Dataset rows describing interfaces

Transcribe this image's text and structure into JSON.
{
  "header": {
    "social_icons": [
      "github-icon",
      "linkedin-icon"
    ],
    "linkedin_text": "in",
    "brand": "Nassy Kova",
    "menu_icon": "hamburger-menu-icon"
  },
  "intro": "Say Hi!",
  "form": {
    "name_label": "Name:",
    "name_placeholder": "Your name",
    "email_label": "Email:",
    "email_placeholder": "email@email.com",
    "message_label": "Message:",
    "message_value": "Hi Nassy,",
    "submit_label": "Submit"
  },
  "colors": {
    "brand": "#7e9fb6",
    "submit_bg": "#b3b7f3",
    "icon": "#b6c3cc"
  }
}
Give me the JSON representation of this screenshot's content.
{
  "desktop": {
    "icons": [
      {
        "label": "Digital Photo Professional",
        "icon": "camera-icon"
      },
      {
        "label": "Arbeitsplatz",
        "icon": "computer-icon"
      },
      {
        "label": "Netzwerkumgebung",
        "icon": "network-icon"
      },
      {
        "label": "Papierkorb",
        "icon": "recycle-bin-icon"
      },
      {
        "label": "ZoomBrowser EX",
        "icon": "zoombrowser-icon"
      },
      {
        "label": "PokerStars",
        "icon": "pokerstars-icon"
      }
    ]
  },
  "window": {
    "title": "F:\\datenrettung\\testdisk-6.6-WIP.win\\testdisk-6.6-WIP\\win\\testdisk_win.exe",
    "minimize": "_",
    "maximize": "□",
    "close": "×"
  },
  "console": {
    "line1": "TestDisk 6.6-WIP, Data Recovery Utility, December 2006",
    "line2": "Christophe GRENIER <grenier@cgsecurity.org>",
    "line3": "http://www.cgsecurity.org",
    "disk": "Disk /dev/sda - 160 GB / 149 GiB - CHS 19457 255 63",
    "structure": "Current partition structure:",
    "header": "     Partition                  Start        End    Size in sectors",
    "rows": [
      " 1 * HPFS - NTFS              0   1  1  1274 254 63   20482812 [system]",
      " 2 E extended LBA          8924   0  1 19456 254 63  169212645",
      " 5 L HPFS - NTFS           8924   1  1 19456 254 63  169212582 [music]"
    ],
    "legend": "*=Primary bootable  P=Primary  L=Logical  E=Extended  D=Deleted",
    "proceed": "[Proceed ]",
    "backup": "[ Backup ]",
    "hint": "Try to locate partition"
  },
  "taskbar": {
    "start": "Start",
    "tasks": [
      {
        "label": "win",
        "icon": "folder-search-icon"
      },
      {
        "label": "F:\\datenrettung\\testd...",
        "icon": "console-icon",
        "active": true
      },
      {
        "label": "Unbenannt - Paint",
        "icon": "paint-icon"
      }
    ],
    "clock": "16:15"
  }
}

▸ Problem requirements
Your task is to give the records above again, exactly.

▸ Finished task
Transcribe this image's text and structure into JSON.
{
  "header": {
    "social_icons": [
      "github-icon",
      "linkedin-icon"
    ],
    "linkedin_text": "in",
    "brand": "Nassy Kova",
    "menu_icon": "hamburger-menu-icon"
  },
  "intro": "Say Hi!",
  "form": {
    "name_label": "Name:",
    "name_placeholder": "Your name",
    "email_label": "Email:",
    "email_placeholder": "email@email.com",
    "message_label": "Message:",
    "message_value": "Hi Nassy,",
    "submit_label": "Submit"
  },
  "colors": {
    "brand": "#7e9fb6",
    "submit_bg": "#b3b7f3",
    "icon": "#b6c3cc"
  }
}
Give me the JSON representation of this screenshot's content.
{
  "desktop": {
    "icons": [
      {
        "label": "Digital Photo Professional",
        "icon": "camera-icon"
      },
      {
        "label": "Arbeitsplatz",
        "icon": "computer-icon"
      },
      {
        "label": "Netzwerkumgebung",
        "icon": "network-icon"
      },
      {
        "label": "Papierkorb",
        "icon": "recycle-bin-icon"
      },
      {
        "label": "ZoomBrowser EX",
        "icon": "zoombrowser-icon"
      },
      {
        "label": "PokerStars",
        "icon": "pokerstars-icon"
      }
    ]
  },
  "window": {
    "title": "F:\\datenrettung\\testdisk-6.6-WIP.win\\testdisk-6.6-WIP\\win\\testdisk_win.exe",
    "minimize": "_",
    "maximize": "□",
    "close": "×"
  },
  "console": {
    "line1": "TestDisk 6.6-WIP, Data Recovery Utility, December 2006",
    "line2": "Christophe GRENIER <grenier@cgsecurity.org>",
    "line3": "http://www.cgsecurity.org",
    "disk": "Disk /dev/sda - 160 GB / 149 GiB - CHS 19457 255 63",
    "structure": "Current partition structure:",
    "header": "     Partition                  Start        End    Size in sectors",
    "rows": [
      " 1 * HPFS - NTFS              0   1  1  1274 254 63   20482812 [system]",
      " 2 E extended LBA          8924   0  1 19456 254 63  169212645",
      " 5 L HPFS - NTFS           8924   1  1 19456 254 63  169212582 [music]"
    ],
    "legend": "*=Primary bootable  P=Primary  L=Logical  E=Extended  D=Deleted",
    "proceed": "[Proceed ]",
    "backup": "[ Backup ]",
    "hint": "Try to locate partition"
  },
  "taskbar": {
    "start": "Start",
    "tasks": [
      {
        "label": "win",
        "icon": "folder-search-icon"
      },
      {
        "label": "F:\\datenrettung\\testd...",
        "icon": "console-icon",
        "active": true
      },
      {
        "label": "Unbenannt - Paint",
        "icon": "paint-icon"
      }
    ],
    "clock": "16:15"
  }
}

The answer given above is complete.